When to End a TV Show: Balancing Quality and Quantity

by Chelsea Adonteng '25 on May 30, 2023
Opinion Staff

Arts & Entertainment

Spoiler Warning: This article contains spoilers for Grey’s Anatomy.

In the current entertainment industry, there always seems to be a television series that seems to lack the ability to accept its winnings and make the difficult decision to announce the final season. This mindset is reasonable: if a television series is successful, tells a good story, and isn’t lacking in its ability to capture its audience with each episode, why shouldn’t it be able to run for as long as the producers want? However, if the general consensus is that a show has overstayed its welcome and is grasping at random storylines just to stay relevant and it becomes difficult to support based on nostalgia alone.

From a creative standpoint, it seems very difficult to maintain a long-running television series that contains quality storylines after having so many seasons. A long-running series can face complications, such as actors wanting to exit the series for the opportunity to expand their careers and work on other projects. When actors want to participate in other projects,  producers are likely to resort to simple methods of eliminating a character’s presence from the show, such as killing them off.

The popular and long-running television series known as Grey’s Anatomy is a prime example of a nostalgic and well-loved show that has poorly written the exits of many characters—with the exception of Cristina Yang—when an actor has indicated they want to leave the show. A well-known death on the show was the death of Meredith Grey’s husband, Derek Shepherd, played by Patrick Dempsey. Shepherd died from traumatic injuries after a car crash, and his painful yet stunning exit was rumored to have occurred due to Dempsey wanting to pursue other projects and possible drama on set.

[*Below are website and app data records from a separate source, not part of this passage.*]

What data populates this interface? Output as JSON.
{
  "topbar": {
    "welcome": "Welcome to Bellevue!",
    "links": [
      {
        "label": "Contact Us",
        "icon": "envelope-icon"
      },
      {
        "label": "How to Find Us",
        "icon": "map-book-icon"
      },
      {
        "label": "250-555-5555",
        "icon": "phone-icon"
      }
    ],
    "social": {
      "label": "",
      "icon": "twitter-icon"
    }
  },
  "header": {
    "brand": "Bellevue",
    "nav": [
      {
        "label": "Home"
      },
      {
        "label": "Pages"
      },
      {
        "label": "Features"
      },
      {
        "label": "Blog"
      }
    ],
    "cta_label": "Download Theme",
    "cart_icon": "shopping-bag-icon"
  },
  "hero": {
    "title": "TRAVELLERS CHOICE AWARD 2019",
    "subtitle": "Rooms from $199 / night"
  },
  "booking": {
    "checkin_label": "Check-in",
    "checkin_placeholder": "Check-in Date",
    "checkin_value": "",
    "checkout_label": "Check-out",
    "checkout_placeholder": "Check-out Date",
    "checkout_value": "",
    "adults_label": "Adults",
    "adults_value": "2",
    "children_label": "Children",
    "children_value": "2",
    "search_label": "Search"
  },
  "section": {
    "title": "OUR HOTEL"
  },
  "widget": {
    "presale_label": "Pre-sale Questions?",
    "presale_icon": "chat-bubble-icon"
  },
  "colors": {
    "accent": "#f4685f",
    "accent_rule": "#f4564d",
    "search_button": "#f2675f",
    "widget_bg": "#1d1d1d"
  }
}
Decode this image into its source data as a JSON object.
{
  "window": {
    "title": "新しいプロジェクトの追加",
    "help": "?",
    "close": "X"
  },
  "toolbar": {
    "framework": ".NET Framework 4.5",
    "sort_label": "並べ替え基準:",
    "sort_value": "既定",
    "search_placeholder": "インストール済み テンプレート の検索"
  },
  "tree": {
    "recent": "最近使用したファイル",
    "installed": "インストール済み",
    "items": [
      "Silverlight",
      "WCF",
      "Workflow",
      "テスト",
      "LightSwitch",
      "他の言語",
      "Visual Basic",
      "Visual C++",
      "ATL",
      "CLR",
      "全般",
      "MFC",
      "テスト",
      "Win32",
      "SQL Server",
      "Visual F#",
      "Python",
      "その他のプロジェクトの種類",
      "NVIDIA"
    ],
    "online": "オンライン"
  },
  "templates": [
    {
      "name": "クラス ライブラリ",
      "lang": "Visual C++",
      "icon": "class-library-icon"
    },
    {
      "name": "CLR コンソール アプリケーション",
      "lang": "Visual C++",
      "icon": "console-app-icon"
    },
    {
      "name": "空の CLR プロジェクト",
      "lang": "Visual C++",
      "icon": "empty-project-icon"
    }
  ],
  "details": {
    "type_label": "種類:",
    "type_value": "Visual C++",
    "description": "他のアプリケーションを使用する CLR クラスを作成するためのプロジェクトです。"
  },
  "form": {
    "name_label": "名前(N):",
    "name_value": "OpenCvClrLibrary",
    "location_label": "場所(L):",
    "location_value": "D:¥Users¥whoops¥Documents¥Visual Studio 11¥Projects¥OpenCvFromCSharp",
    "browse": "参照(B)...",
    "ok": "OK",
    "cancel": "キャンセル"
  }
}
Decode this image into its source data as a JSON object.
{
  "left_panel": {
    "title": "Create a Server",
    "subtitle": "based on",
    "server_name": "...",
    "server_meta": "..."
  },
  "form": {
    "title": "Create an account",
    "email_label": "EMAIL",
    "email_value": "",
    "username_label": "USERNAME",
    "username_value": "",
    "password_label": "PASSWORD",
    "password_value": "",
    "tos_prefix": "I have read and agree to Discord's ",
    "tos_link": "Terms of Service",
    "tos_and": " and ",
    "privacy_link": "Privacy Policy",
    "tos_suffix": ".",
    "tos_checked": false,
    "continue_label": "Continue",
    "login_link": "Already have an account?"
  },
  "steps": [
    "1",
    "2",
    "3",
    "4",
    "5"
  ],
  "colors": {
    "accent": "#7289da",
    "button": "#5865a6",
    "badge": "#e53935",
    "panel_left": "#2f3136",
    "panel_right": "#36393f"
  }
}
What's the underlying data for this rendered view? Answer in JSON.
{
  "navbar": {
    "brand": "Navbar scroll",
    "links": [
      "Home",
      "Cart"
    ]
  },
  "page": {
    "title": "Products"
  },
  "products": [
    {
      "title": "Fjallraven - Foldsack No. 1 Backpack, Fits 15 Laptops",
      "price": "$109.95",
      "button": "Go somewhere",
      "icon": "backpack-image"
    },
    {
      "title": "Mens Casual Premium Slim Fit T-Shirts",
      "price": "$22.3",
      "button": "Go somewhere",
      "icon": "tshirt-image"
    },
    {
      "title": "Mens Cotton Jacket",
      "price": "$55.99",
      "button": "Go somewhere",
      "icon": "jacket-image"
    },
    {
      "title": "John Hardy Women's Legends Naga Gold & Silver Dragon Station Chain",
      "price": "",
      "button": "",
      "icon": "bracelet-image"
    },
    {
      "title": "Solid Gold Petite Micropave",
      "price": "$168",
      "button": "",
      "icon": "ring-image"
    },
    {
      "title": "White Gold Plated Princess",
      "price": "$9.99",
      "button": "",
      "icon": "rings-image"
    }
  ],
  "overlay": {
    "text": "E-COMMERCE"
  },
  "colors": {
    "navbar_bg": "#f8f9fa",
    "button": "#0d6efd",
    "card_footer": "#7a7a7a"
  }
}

 Shepherd’s death was not the first nor the last of the deaths that the show has quickly written when an actor feels it’s time to diversify their career experiences. The audience rightfully begins to wonder how long a show can continue when they’re writing off lovable characters so easily.

When television shows such as Grey’s Anatomy continue running for longer than expected, they lose the spark that helped them initially become so popular and the characters lose their appeal to the audience. While viewers try to see past the fact that the show might be losing steam and creativity, they are in a difficult position simply due to sentimentality.

While we all love and appreciate the work and effort being put into these shows, how many fresh and creative storylines can writers come up with before the need for quality scenes and characters overrides the profit?